“Together day after day, night after night
Together dawn after dawn, dusk after dusk
The vine entangles the tree
Whether the tree lives or dies
Together through rain and storm
Together through life and death
The vine entangles the tree.”

This imagery carries over into the film’s visual design and the blocking of action:  While Peng-Nan is trying to postpone Qin-Qin’s awareness of her disease, the couple enjoy a brief idyll fishing, playing golf, and walking in the woods.  Both the trees themselves and the couple’s embrace evoke the image of entanglement.  

            Peng-Nan spreads a picnic blanket                   Peng-Nan and Qin-Qin
                 under two intertwined trees                     intertwined in the forest

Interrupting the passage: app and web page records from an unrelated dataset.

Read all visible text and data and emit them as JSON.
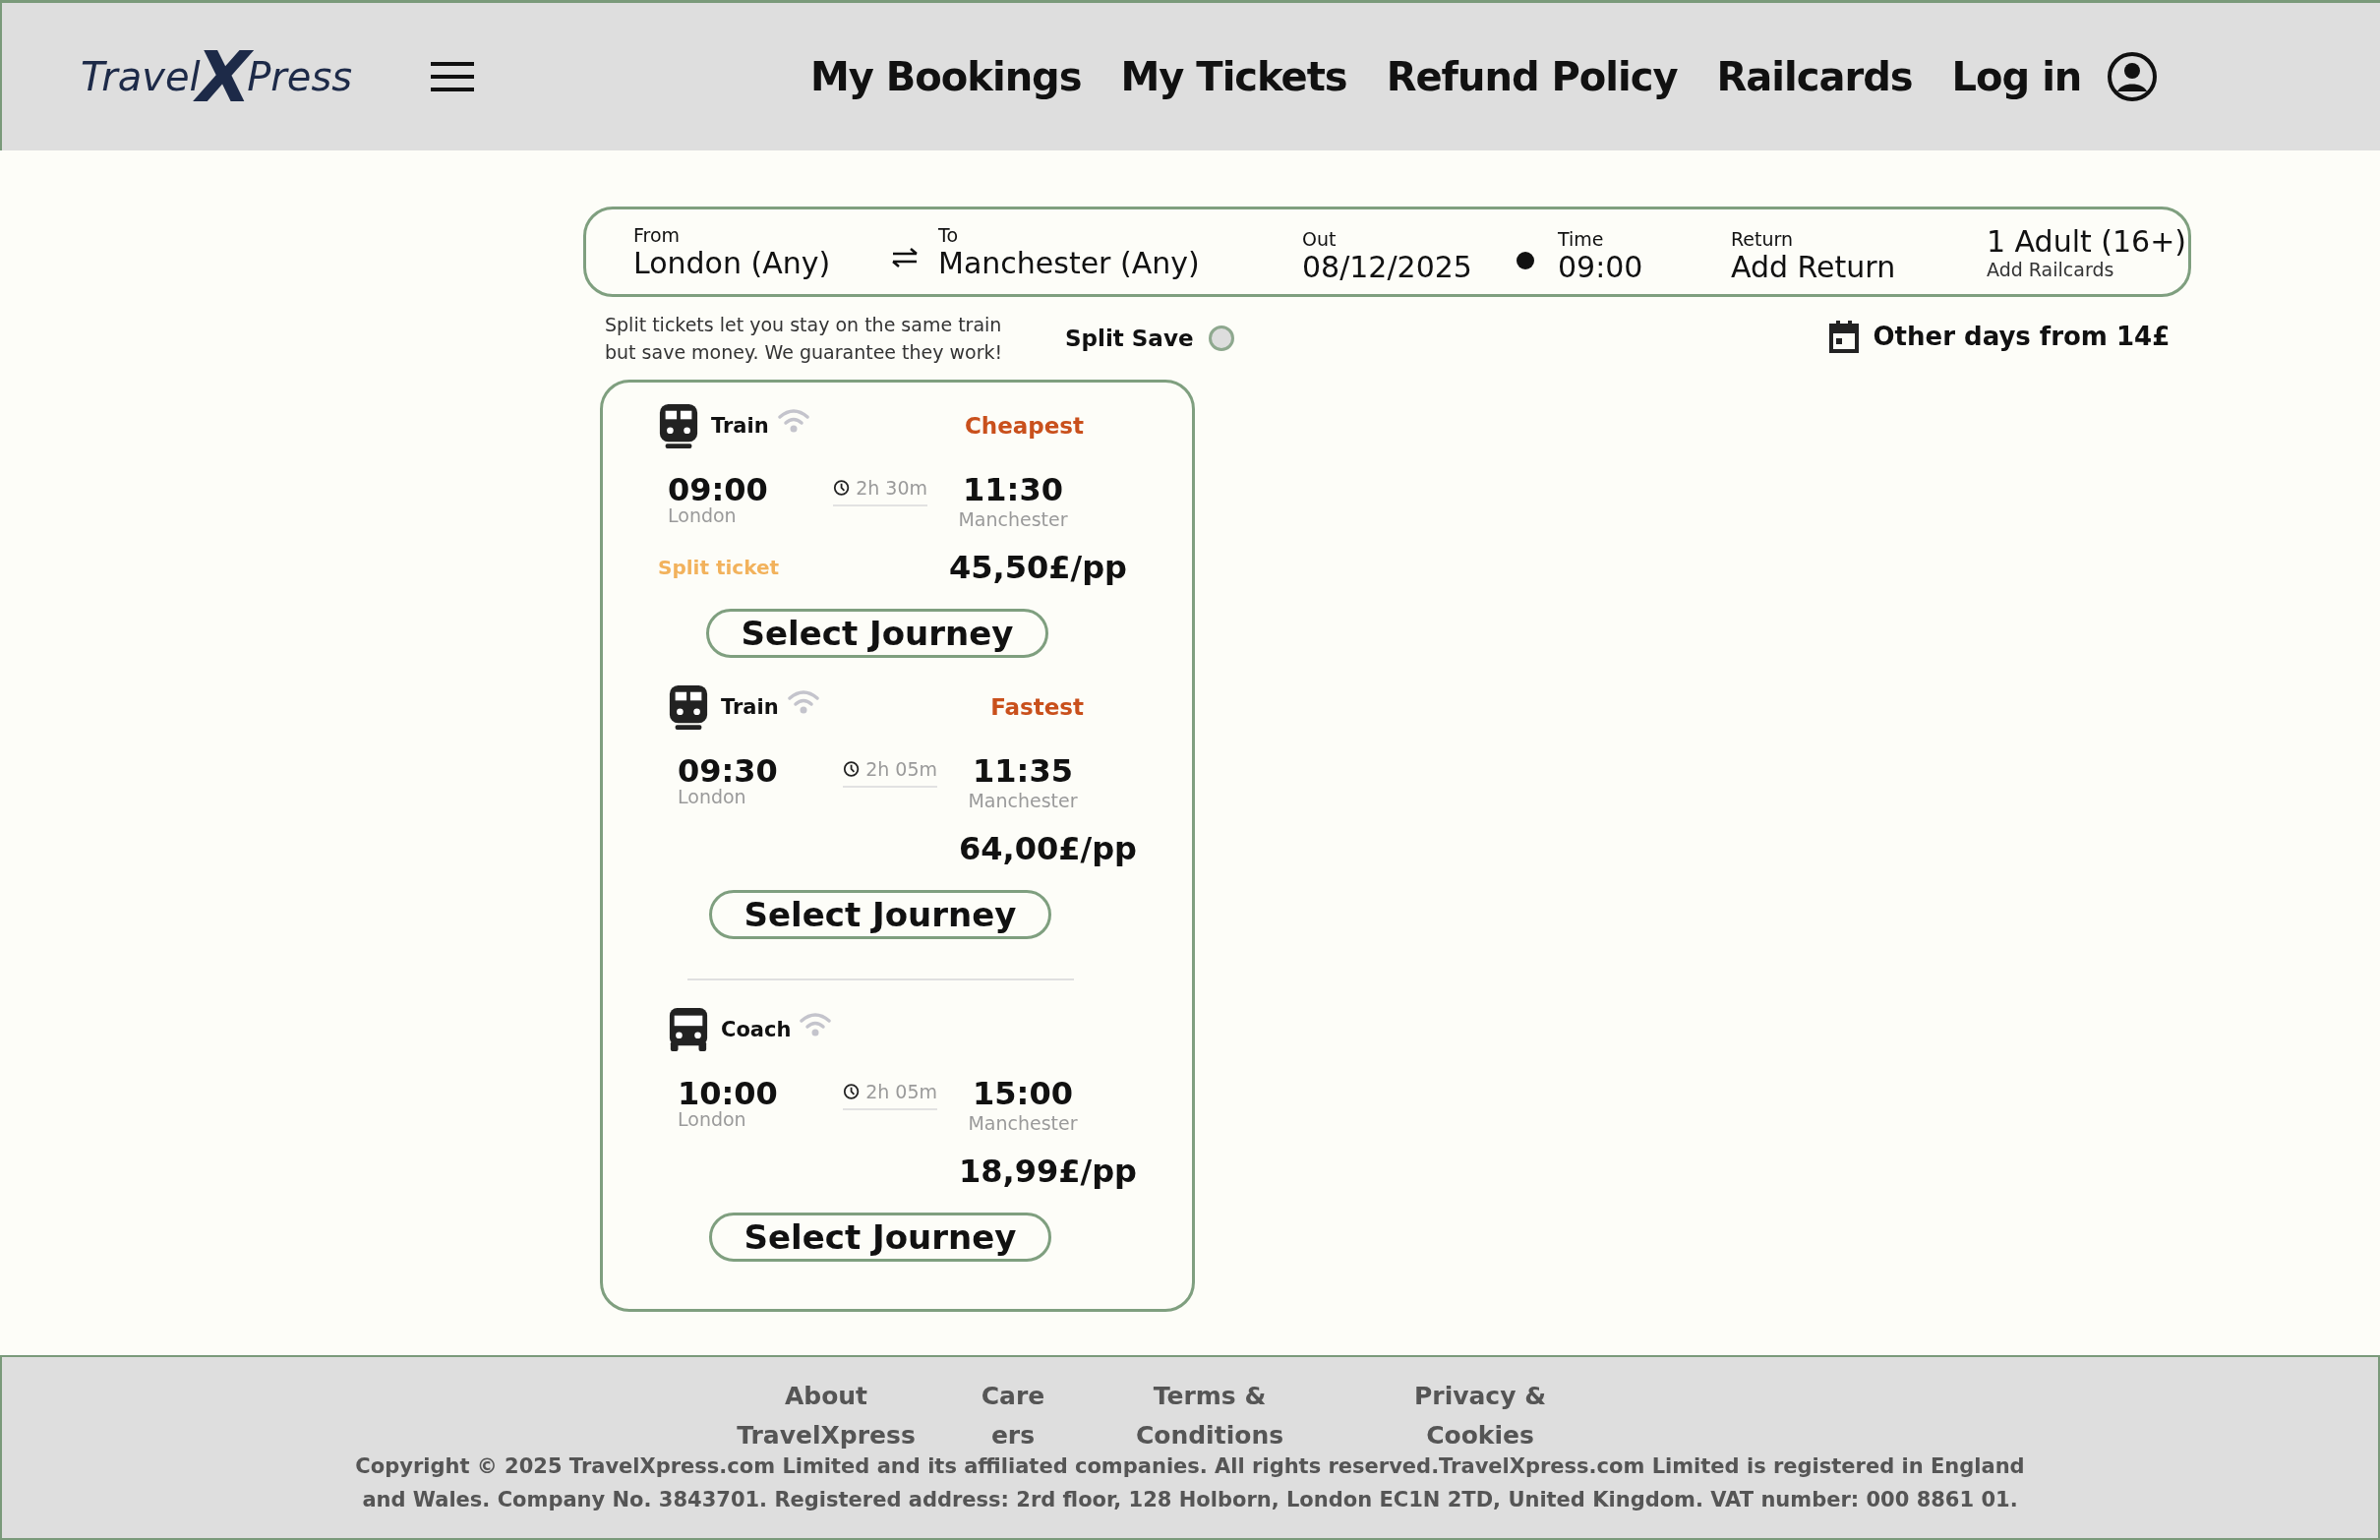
{
  "header": {
    "logo": {
      "before": "Travel",
      "mark": "X",
      "after": "Press"
    },
    "nav": [
      "My Bookings",
      "My Tickets",
      "Refund Policy",
      "Railcards"
    ],
    "login": "Log in"
  },
  "search": {
    "from": {
      "label": "From",
      "value": "London (Any)"
    },
    "to": {
      "label": "To",
      "value": "Manchester (Any)"
    },
    "out": {
      "label": "Out",
      "value": "08/12/2025"
    },
    "time": {
      "label": "Time",
      "value": "09:00"
    },
    "return": {
      "label": "Return",
      "value": "Add Return"
    },
    "passengers": {
      "value": "1 Adult (16+)",
      "link": "Add Railcards"
    }
  },
  "split_note": "Split tickets let you stay on the same train but save money. We guarantee they work!",
  "split_save": {
    "label": "Split Save",
    "on": false
  },
  "other_days": "Other days from 14£",
  "journeys": [
    {
      "kind": "train",
      "mode": "Train",
      "tag": "Cheapest",
      "depart": "09:00",
      "depart_station": "London",
      "duration": "2h 30m",
      "arrive": "11:30",
      "arrive_station": "Manchester",
      "note": "Split ticket",
      "price": "45,50£/pp",
      "button": "Select Journey"
    },
    {
      "kind": "train",
      "mode": "Train",
      "tag": "Fastest",
      "depart": "09:30",
      "depart_station": "London",
      "duration": "2h 05m",
      "arrive": "11:35",
      "arrive_station": "Manchester",
      "price": "64,00£/pp",
      "button": "Select Journey"
    },
    {
      "kind": "coach",
      "mode": "Coach",
      "depart": "10:00",
      "depart_station": "London",
      "duration": "2h 05m",
      "arrive": "15:00",
      "arrive_station": "Manchester",
      "price": "18,99£/pp",
      "button": "Select Journey"
    }
  ],
  "footer": {
    "links": [
      "About TravelXpress",
      "Careers",
      "Terms & Conditions",
      "Privacy & Cookies"
    ],
    "copyright": "Copyright © 2025 TravelXpress.com Limited and its affiliated companies. All rights reserved.TravelXpress.com Limited is registered in England and Wales. Company No. 3843701. Registered address: 2rd floor, 128 Holborn, London EC1N 2TD, United Kingdom. VAT number: 000 8861 01."
  }
}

Similarly, the first time Qin-Qin and Peng-Nan spend the night together, their lovemaking is elided by a dissolve from a newly-lit twisted-design candle to its melted remains the next morning.  After Qin-Qin has found out about her terminal condition, the couple toasts on what Peng-Nan does not realize will be their last evening of courtship before Qin-Qin leaves for her seaside cabin to wait for death to come, and the entwined candle is once again at the center of the composition.

Lin’s star burned bright at Shaws for another five years before her tragic suicide in 1967.  She continued to star in huangmei-diao, backstage musicals, historical dramas, thrillers, and wenyi-pian.  Of these, the youth musicals Les Belles (1961) and Love Parade (1963), the two-part epic historical wenyi The Blue and the Black (Parts 1 and 2, 1966), and the horror thriller The Mirror (1967), were all directed by Doe Ching.  Their artistic collaborations formed a lynchpin in Run-Run Shaw’s successful efforts to modernize the studio and create what became the most successful Mandarin-language filmmaking company of the 1960s and are worthy of much closer study by critics, fans, and historians.

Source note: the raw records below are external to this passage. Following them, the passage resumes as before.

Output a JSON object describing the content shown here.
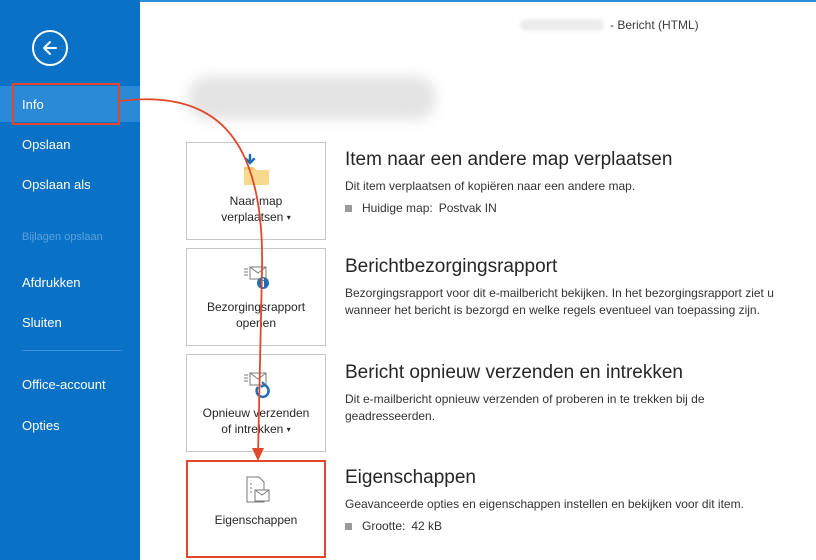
{
  "window": {
    "title_suffix": "- Bericht (HTML)"
  },
  "sidebar": {
    "items": [
      {
        "label": "Info"
      },
      {
        "label": "Opslaan"
      },
      {
        "label": "Opslaan als"
      },
      {
        "label": "Bijlagen opslaan"
      },
      {
        "label": "Afdrukken"
      },
      {
        "label": "Sluiten"
      },
      {
        "label": "Office-account"
      },
      {
        "label": "Opties"
      }
    ]
  },
  "sections": [
    {
      "tile_label_line1": "Naar map",
      "tile_label_line2": "verplaatsen",
      "title": "Item naar een andere map verplaatsen",
      "desc": "Dit item verplaatsen of kopiëren naar een andere map.",
      "meta_label": "Huidige map:",
      "meta_value": "Postvak IN"
    },
    {
      "tile_label_line1": "Bezorgingsrapport",
      "tile_label_line2": "openen",
      "title": "Berichtbezorgingsrapport",
      "desc": "Bezorgingsrapport voor dit e-mailbericht bekijken. In het bezorgingsrapport ziet u wanneer het bericht is bezorgd en welke regels eventueel van toepassing zijn."
    },
    {
      "tile_label_line1": "Opnieuw verzenden",
      "tile_label_line2": "of intrekken",
      "title": "Bericht opnieuw verzenden en intrekken",
      "desc": "Dit e-mailbericht opnieuw verzenden of proberen in te trekken bij de geadresseerden."
    },
    {
      "tile_label_line1": "Eigenschappen",
      "title": "Eigenschappen",
      "desc": "Geavanceerde opties en eigenschappen instellen en bekijken voor dit item.",
      "meta_label": "Grootte:",
      "meta_value": "42 kB"
    }
  ],
  "colors": {
    "sidebar": "#0a72c6",
    "sidebar_active": "#2a8ad8",
    "highlight": "#e0472b",
    "folder": "#f4c86a",
    "accent_blue": "#1f6fb8"
  }
}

Hong Kong cinema has inspired dozens of excellent books written by fans, journalists, and academics.  The following books have been particularly helpful for me as I have taught courses on Hong Kong movies and happily made my way through over one hundred of Celestial Pictures' dazzling DVD restorations of many Shaw Bros classics.  Note:  The Shaw Screen, like many of the other books once published by the Hong Kong Urban Council in affiliation with the Hong Kong International Film Festival, is out of print and is subject to ferocious demand by fans, scholars, and collectors.

Coming soon:  An essay on Polydor's 4-CD box set of The Velvet Underground:  The Complete Matrix Tapes